There’s nothing to get used to, they watch it on YouTube, I guess that’s the best you can do. But they didn’t even get to take an official visit to here, you know. They never even got to really come and let us treat them and they chose Virginia Tech. But we’ll talk about the emotions of the first game. They’ve never experienced it but they know it’s cool, they know that.
Goals for the transition to game week against UNC:
We’ve got a lot of situational work we’ve got to get covered on offense, defense, and special teams. We basically start every day with it. This is not a warm-up game, this is a game that you’ve got to double-dot all your I’s and cross all your T’s heading into it because of the magnitude of it. We’re heavy into situational work and then we’ll be heavy into dress rehearsal, that’ll basically be what we’ll be in. We’re still focusing on working with and against each other on offense and defense with a little bit of scout teams mixed in there. Then we’ll go into a couple days of dress rehearsal that’ll let their kids get their legs back and feeling good and then really hit the ground running next week.
Attitude towards the mock game this weekend:
I like it because I don’t want people thinking about the process on the week of the game. I want everybody to know exactly where they’re supposed to be, what they’re supposed to be doing, what they’re supposed to be wearing and how they’re supposed to be acting. We just walk them through it step-by-step and we don’t actually play a game, but we have a script, and we go out there in just helmets and we run through various scenarios from overtime to injuries to halftime, the whole nine yards, just to try and get guys ready and comfortable because I don’t want them to be worried about all that stuff. I want them thinking about performance.
Who will play Sam Howell on the Scout team?
We’re going to need somebody who can give a better picture than me, I can promise you that. Tahj Bullock has started to do that. He’ll do a great job with all of that. I take a lot of pride in taking over that scout team role and think that we’ve improved because of that. Most importantly, I really like it; being around the kids and getting to coach them and getting to show them what we’re going to go do. So, I’m looking forward to that getting kicked off as well.
Evaluation of Tahj Bullock:
I’d never been in the same room with Tahj before, before he came here, because of the pandemic. I’d never met him. I’d zoomed with him, but I’d never met him. So, when you’re about to walk in a room with the guy, the quarterback that you’ve signed, like you’re going to get one of two feelings: you’re going to walk in and he’s going to be five-seven and you’re going to go, ‘oh no,’ or you’re going to walk in and have him look like Tahj. This is a big man and he’s maybe the most grateful and courteous kid in our program, just a pleasure to be around. [He] can really throw the football, he’s really talented.
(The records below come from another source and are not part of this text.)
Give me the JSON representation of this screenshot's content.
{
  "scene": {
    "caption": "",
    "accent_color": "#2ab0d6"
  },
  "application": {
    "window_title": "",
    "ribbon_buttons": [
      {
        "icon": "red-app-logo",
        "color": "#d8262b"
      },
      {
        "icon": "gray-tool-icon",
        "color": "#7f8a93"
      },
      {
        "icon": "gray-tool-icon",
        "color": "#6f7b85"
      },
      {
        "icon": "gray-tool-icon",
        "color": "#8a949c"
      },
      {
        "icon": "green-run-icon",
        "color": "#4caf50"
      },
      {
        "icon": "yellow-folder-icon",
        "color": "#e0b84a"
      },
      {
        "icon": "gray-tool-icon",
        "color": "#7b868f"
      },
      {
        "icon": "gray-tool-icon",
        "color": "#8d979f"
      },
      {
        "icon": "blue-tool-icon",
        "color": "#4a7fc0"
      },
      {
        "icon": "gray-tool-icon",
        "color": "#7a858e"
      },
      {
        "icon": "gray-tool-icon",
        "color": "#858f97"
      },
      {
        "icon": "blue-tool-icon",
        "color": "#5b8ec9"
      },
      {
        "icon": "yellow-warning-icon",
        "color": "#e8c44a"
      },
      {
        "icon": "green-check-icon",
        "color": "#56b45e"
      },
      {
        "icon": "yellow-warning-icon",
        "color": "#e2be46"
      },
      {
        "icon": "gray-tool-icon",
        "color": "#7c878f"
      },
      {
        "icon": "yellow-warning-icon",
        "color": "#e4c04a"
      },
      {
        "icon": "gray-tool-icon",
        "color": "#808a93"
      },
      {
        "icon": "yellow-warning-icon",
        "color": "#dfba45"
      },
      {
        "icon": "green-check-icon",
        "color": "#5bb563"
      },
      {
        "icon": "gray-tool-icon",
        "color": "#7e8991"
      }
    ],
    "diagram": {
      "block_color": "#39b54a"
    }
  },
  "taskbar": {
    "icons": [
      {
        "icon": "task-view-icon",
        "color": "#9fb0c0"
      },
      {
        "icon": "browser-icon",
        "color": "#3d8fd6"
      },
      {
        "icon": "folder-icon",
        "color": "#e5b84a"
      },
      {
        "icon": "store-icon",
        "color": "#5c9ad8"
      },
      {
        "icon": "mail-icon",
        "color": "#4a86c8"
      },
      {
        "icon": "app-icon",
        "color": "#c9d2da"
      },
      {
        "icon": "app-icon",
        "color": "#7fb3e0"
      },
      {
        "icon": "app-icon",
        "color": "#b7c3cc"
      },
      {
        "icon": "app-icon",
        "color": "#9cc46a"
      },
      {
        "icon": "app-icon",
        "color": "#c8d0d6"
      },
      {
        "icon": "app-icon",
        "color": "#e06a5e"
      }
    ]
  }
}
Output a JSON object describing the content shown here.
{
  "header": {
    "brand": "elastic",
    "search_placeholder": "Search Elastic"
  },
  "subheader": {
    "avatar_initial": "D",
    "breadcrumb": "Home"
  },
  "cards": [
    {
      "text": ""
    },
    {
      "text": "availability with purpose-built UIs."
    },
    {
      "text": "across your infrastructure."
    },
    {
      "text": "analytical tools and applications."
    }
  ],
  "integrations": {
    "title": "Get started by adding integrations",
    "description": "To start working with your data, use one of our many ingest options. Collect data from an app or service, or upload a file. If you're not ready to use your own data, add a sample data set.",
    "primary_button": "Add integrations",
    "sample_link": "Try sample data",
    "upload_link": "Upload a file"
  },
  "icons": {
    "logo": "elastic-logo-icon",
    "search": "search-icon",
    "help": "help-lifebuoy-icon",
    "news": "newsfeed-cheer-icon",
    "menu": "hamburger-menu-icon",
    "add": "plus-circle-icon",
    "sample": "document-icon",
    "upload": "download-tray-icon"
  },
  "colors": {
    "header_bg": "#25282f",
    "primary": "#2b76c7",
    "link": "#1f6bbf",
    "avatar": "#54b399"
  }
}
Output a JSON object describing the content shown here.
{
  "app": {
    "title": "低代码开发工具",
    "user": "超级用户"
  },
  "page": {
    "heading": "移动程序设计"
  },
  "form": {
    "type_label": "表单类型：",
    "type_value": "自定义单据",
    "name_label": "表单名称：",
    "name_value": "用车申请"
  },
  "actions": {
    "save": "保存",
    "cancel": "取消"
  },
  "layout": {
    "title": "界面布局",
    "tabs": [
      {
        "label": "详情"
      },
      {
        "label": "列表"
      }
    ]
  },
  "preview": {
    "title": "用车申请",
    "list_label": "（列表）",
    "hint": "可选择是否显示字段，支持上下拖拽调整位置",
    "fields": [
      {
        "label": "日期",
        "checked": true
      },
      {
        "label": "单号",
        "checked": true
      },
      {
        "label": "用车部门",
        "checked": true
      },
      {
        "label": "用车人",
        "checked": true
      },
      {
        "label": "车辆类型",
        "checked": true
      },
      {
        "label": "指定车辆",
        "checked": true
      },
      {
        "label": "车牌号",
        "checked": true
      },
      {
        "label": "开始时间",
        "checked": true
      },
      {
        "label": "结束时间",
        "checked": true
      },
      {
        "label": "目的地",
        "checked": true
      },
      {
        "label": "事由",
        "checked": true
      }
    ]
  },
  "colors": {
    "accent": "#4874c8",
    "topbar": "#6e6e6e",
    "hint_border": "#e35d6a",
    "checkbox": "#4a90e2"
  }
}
He’s coming along and he’s got a lot of work to do with the speed of the game and what’s going on and all that sort of stuff but he’s perfectly capable. He just hasn’t had a lot of that growing up so I’m really excited about him and when you see him, you’ll know why. It’s pretty easy to pick him out.
How have you picked up momentum on the recruiting trail?
We got people here. Six years ago, we started building this new dining facility, this new dorm, this new meeting room, this new weight room, this new players lounge and they’re all almost done so we actually had things to show them. I think our recruiting staff, the additions we’ve made in our recruiting staff, which we have to continue to make, is paying dividends. I don’t know where our class is ranked, I’ve been told 14 or 15 or somewhere in there, which I don’t care, but I’ve been really pleased with what we’ve been able to do and where we can go once we’re able to get people here and show them what we’ve been up to.
Virginia Tech has held the Commonwealth Cup for 254 days. #Hokies
— Commonwealth Cup (@CommonwlthCup) August 24, 2021